◆ WHAT YOU NEED TO DO
In the entries that follow, find every line containing "link" and copy it.

[Stored items]
____________________

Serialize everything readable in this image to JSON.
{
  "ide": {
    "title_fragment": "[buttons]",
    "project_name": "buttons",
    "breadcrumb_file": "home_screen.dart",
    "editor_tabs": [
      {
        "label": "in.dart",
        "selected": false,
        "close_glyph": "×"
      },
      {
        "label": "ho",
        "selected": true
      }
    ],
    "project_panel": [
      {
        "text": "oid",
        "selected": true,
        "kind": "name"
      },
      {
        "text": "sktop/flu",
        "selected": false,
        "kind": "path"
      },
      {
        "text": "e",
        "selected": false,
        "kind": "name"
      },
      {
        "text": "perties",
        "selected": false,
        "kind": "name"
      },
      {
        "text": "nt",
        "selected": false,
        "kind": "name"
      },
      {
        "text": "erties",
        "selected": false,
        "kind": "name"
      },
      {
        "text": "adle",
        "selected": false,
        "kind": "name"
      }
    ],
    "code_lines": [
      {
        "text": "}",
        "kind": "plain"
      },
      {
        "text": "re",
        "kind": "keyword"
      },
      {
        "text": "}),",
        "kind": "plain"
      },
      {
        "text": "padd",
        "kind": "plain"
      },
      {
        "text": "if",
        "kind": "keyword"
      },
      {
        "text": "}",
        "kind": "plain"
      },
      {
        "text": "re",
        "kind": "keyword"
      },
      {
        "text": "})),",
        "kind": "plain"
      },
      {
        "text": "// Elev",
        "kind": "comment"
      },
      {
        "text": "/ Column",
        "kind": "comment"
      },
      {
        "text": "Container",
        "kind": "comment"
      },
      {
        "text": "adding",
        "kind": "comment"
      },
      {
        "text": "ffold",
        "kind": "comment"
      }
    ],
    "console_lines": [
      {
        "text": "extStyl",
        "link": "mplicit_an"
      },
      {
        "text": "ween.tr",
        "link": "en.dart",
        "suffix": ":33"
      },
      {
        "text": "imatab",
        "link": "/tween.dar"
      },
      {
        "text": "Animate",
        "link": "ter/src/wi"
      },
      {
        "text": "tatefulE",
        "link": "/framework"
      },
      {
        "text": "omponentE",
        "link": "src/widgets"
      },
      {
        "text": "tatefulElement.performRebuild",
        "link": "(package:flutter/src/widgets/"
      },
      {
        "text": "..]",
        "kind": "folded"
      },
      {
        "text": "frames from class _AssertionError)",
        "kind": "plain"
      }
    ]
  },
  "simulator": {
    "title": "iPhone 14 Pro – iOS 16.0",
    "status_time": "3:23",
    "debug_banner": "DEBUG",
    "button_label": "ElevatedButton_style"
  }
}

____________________

◆ SOLUTION BELOW
        "link": "mplicit_an"
        "link": "en.dart",
        "link": "/tween.dar"
        "link": "ter/src/wi"
        "link": "/framework"
        "link": "src/widgets"
        "link": "(package:flutter/src/widgets/"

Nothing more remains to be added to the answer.